(Listed records)

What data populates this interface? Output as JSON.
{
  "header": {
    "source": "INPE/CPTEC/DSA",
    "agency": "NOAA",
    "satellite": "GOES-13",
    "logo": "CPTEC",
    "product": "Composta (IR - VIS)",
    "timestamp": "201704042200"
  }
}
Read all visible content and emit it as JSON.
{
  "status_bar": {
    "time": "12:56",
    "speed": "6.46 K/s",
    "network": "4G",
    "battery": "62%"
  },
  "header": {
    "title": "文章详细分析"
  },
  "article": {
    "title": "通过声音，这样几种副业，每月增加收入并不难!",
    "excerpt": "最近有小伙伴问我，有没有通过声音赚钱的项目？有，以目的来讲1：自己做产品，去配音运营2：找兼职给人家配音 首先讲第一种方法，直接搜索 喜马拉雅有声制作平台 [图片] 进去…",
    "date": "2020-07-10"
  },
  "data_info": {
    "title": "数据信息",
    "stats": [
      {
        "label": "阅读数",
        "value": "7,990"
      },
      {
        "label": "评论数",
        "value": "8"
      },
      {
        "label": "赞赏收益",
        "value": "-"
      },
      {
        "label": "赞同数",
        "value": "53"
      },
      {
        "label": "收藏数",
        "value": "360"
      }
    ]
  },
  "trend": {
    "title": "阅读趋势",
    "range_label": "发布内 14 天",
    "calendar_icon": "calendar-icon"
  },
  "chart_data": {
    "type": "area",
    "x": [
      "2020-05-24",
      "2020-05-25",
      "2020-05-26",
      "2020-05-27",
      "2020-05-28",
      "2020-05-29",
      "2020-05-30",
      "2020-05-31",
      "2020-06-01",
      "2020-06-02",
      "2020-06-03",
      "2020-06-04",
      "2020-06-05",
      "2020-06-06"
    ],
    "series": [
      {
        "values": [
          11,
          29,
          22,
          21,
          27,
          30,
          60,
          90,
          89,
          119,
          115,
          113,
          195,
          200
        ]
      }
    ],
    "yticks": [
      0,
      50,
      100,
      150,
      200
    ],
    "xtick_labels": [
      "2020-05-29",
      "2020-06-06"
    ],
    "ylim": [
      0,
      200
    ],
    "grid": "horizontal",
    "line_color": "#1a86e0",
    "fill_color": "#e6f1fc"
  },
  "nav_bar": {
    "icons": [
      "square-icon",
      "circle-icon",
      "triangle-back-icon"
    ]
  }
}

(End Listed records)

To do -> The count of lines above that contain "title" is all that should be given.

Finished exercise -> 4